Commenting on this measure, Kyrgyz Prime Minister Nikolai Tanaev has announced that this decision is based on economic interests. There have been pickets in southern regions of the republic for half a year. This damages the image of the state, and investors do not wish do deal with Kyrgyzstan. In the opinion of the initiators of the project, the comprehensive pardon will lead to the long-awaited peace and calm.

At the same time, the government of the republic intends to take a number of urgent measures aimed at improvement of the economic situation in Kyrgyzstan. For instance, it is planned to open a gold-mine called Taldy-Bulak Levoberezhny.


Izvestia, June 26, 2002, p. 3

On June 25, anonymous sources in law enforcement agencies reported that two people had been detained within the investigation into the attempt on the life of Deputy Mayor of Moscow Iosif Ordjonikidze. According to our sources, these people are Chechens. Meanwhile, prominent Moscow businessman Umar Djabrailov, whose cousin was found dead at the scene of the crime, says he does not know anything about the detentions, but he knows that a campaign aimed at ousting him from Moscow business is underway.

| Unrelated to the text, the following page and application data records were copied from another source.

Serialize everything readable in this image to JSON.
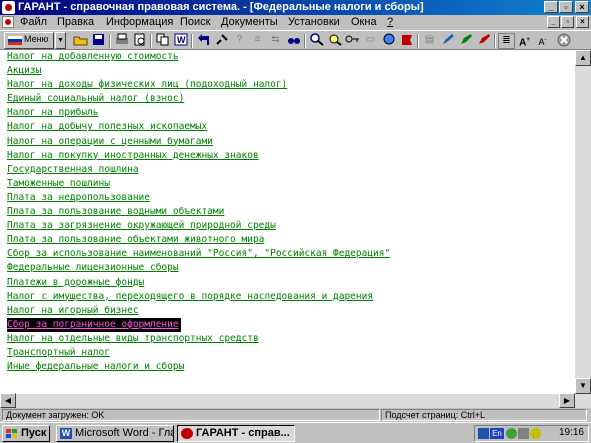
{
  "window": {
    "title": "ГАРАНТ - справочная правовая система. - [Федеральные налоги и сборы]"
  },
  "menu": {
    "items": [
      "Файл",
      "Правка",
      "Информация",
      "Поиск",
      "Документы",
      "Установки",
      "Окна",
      "?"
    ]
  },
  "toolbar": {
    "menu_button_label": "Меню"
  },
  "document": {
    "items": [
      "Налог на добавленную стоимость",
      "Акцизы",
      "Налог на доходы физических лиц (подоходный налог)",
      "Единый социальный налог (взнос)",
      "Налог на прибыль",
      "Налог на добычу полезных ископаемых",
      "Налог на операции с ценными бумагами",
      "Налог на покупку иностранных денежных знаков",
      "Государственная пошлина",
      "Таможенные пошлины",
      "Плата за недропользование",
      "Плата за пользование водными объектами",
      "Плата за загрязнение окружающей природной среды",
      "Плата за пользование объектами животного мира",
      "Сбор за использование наименований \"Россия\", \"Российская Федерация\"",
      "Федеральные лицензионные сборы",
      "Платежи в дорожные фонды",
      "Налог с имущества, переходящего в порядке наследования и дарения",
      "Налог на игорный бизнес",
      "Сбор за пограничное оформление",
      "Налог на отдельные виды транспортных средств",
      "Транспортный налог",
      "Иные федеральные налоги и сборы"
    ],
    "selected_index": 19
  },
  "statusbar": {
    "left": "Документ загружен: OK",
    "right": "Подсчет страниц: Ctrl+L"
  },
  "taskbar": {
    "start_label": "Пуск",
    "tasks": [
      "Microsoft Word - Гла...",
      "ГАРАНТ - справ..."
    ],
    "tray_lang": "En",
    "clock": "19:16"
  },
  "colors": {
    "link": "#008000",
    "selected_bg": "#000000",
    "selected_fg": "#ff4fe0",
    "title_start": "#000080",
    "title_end": "#1084d0"
  }
}
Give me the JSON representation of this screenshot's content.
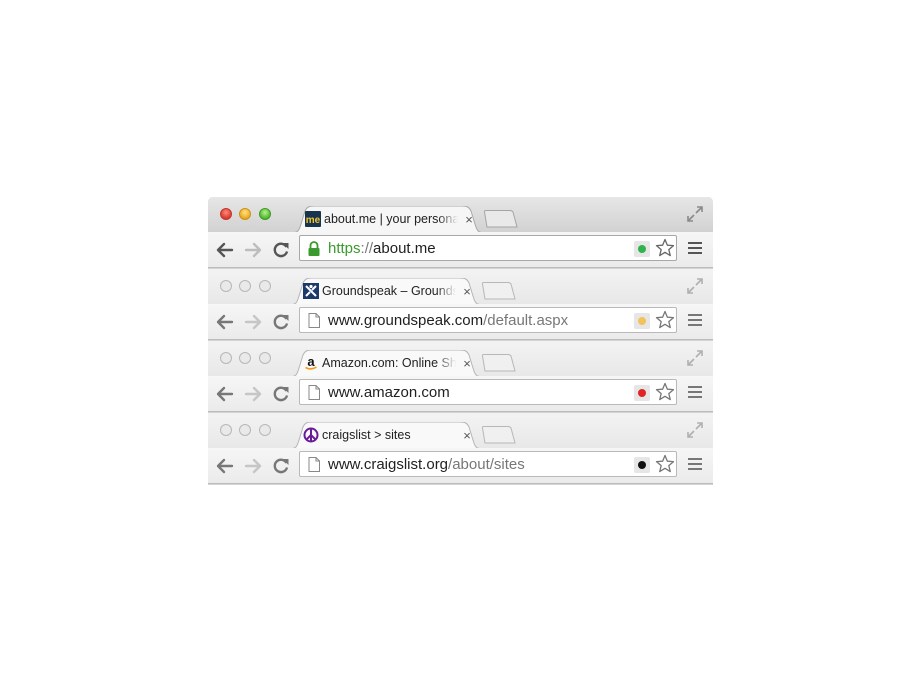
{
  "windows": [
    {
      "state": "active",
      "tab": {
        "title": "about.me | your personal h",
        "favicon": "aboutme-icon",
        "favicon_text": "me",
        "close": "×"
      },
      "omnibox": {
        "security": "lock-icon",
        "scheme": "https",
        "sep": "://",
        "host": "about.me",
        "path": ""
      },
      "extension_color": "#2fb34a"
    },
    {
      "state": "inactive",
      "tab": {
        "title": "Groundspeak – Groundspeak",
        "favicon": "groundspeak-icon",
        "favicon_text": "",
        "close": "×"
      },
      "omnibox": {
        "security": "page-icon",
        "scheme": "",
        "sep": "",
        "host": "www.groundspeak.com",
        "path": "/default.aspx"
      },
      "extension_color": "#f2c25b"
    },
    {
      "state": "inactive",
      "tab": {
        "title": "Amazon.com: Online Shopp",
        "favicon": "amazon-icon",
        "favicon_text": "a",
        "close": "×"
      },
      "omnibox": {
        "security": "page-icon",
        "scheme": "",
        "sep": "",
        "host": "www.amazon.com",
        "path": ""
      },
      "extension_color": "#e02424"
    },
    {
      "state": "inactive",
      "tab": {
        "title": "craigslist > sites",
        "favicon": "peace-icon",
        "favicon_text": "",
        "close": "×"
      },
      "omnibox": {
        "security": "page-icon",
        "scheme": "",
        "sep": "",
        "host": "www.craigslist.org",
        "path": "/about/sites"
      },
      "extension_color": "#111111"
    }
  ]
}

Djabrailov said that reports that the assassination attempt was connected with the redistribution of the hotel market in Moscow are nonsense. He said, “Practically all hotels are owned by the Moscow government. Some forces have just decided to oust me from Moscow business by such sordid methods of competition. These people are not businessmen but pseudo-officials. I know that the next strike will be made on my brother Hussein. My sources have reported to me that last Wednesday, Ordjonikidze wanted to oust my brother from the Rossiya hotel, but the attempt on his life prevented him from doing this. I don’t know what they want, but they have ruined our lives already.”